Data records
.....

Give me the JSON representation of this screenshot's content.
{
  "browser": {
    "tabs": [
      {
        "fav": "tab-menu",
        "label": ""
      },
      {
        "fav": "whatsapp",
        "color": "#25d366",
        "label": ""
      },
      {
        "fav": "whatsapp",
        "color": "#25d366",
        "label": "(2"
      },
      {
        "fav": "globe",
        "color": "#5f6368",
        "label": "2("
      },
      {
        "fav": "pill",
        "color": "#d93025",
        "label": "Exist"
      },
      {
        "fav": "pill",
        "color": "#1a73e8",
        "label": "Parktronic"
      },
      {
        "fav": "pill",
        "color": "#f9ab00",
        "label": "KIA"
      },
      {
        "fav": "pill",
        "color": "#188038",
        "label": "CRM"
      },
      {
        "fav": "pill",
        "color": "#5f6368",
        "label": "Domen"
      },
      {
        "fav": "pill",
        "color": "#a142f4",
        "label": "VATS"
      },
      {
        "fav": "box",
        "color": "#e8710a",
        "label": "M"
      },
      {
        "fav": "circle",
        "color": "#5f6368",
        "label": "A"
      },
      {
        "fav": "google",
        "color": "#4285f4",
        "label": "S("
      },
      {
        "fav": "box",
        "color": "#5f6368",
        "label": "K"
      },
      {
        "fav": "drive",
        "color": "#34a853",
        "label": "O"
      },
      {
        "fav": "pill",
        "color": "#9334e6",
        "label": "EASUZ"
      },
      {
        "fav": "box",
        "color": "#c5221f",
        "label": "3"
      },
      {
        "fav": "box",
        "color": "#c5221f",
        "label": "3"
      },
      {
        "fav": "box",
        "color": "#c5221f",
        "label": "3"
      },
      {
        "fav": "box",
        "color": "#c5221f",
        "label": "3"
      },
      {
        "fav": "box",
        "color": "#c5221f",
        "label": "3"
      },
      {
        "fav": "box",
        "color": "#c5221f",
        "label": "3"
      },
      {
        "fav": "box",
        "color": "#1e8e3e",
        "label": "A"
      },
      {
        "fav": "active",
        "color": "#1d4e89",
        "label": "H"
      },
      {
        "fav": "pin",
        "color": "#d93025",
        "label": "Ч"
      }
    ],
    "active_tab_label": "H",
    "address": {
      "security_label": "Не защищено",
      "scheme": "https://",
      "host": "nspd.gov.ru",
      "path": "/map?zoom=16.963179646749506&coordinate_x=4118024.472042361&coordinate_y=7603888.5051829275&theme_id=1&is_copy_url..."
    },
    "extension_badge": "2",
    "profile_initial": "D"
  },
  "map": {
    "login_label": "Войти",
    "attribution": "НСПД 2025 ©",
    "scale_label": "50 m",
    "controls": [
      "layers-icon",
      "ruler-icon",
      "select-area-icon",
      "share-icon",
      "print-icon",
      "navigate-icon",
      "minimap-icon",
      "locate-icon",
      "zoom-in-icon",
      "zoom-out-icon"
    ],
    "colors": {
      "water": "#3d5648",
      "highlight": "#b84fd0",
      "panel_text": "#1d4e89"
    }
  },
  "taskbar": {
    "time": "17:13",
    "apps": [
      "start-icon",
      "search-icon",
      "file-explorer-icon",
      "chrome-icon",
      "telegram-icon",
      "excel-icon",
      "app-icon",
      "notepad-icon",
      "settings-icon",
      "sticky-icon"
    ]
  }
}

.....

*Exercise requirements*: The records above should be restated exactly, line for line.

*Reply to the exercise*:
Give me the JSON representation of this screenshot's content.
{
  "browser": {
    "tabs": [
      {
        "fav": "tab-menu",
        "label": ""
      },
      {
        "fav": "whatsapp",
        "color": "#25d366",
        "label": ""
      },
      {
        "fav": "whatsapp",
        "color": "#25d366",
        "label": "(2"
      },
      {
        "fav": "globe",
        "color": "#5f6368",
        "label": "2("
      },
      {
        "fav": "pill",
        "color": "#d93025",
        "label": "Exist"
      },
      {
        "fav": "pill",
        "color": "#1a73e8",
        "label": "Parktronic"
      },
      {
        "fav": "pill",
        "color": "#f9ab00",
        "label": "KIA"
      },
      {
        "fav": "pill",
        "color": "#188038",
        "label": "CRM"
      },
      {
        "fav": "pill",
        "color": "#5f6368",
        "label": "Domen"
      },
      {
        "fav": "pill",
        "color": "#a142f4",
        "label": "VATS"
      },
      {
        "fav": "box",
        "color": "#e8710a",
        "label": "M"
      },
      {
        "fav": "circle",
        "color": "#5f6368",
        "label": "A"
      },
      {
        "fav": "google",
        "color": "#4285f4",
        "label": "S("
      },
      {
        "fav": "box",
        "color": "#5f6368",
        "label": "K"
      },
      {
        "fav": "drive",
        "color": "#34a853",
        "label": "O"
      },
      {
        "fav": "pill",
        "color": "#9334e6",
        "label": "EASUZ"
      },
      {
        "fav": "box",
        "color": "#c5221f",
        "label": "3"
      },
      {
        "fav": "box",
        "color": "#c5221f",
        "label": "3"
      },
      {
        "fav": "box",
        "color": "#c5221f",
        "label": "3"
      },
      {
        "fav": "box",
        "color": "#c5221f",
        "label": "3"
      },
      {
        "fav": "box",
        "color": "#c5221f",
        "label": "3"
      },
      {
        "fav": "box",
        "color": "#c5221f",
        "label": "3"
      },
      {
        "fav": "box",
        "color": "#1e8e3e",
        "label": "A"
      },
      {
        "fav": "active",
        "color": "#1d4e89",
        "label": "H"
      },
      {
        "fav": "pin",
        "color": "#d93025",
        "label": "Ч"
      }
    ],
    "active_tab_label": "H",
    "address": {
      "security_label": "Не защищено",
      "scheme": "https://",
      "host": "nspd.gov.ru",
      "path": "/map?zoom=16.963179646749506&coordinate_x=4118024.472042361&coordinate_y=7603888.5051829275&theme_id=1&is_copy_url..."
    },
    "extension_badge": "2",
    "profile_initial": "D"
  },
  "map": {
    "login_label": "Войти",
    "attribution": "НСПД 2025 ©",
    "scale_label": "50 m",
    "controls": [
      "layers-icon",
      "ruler-icon",
      "select-area-icon",
      "share-icon",
      "print-icon",
      "navigate-icon",
      "minimap-icon",
      "locate-icon",
      "zoom-in-icon",
      "zoom-out-icon"
    ],
    "colors": {
      "water": "#3d5648",
      "highlight": "#b84fd0",
      "panel_text": "#1d4e89"
    }
  },
  "taskbar": {
    "time": "17:13",
    "apps": [
      "start-icon",
      "search-icon",
      "file-explorer-icon",
      "chrome-icon",
      "telegram-icon",
      "excel-icon",
      "app-icon",
      "notepad-icon",
      "settings-icon",
      "sticky-icon"
    ]
  }
}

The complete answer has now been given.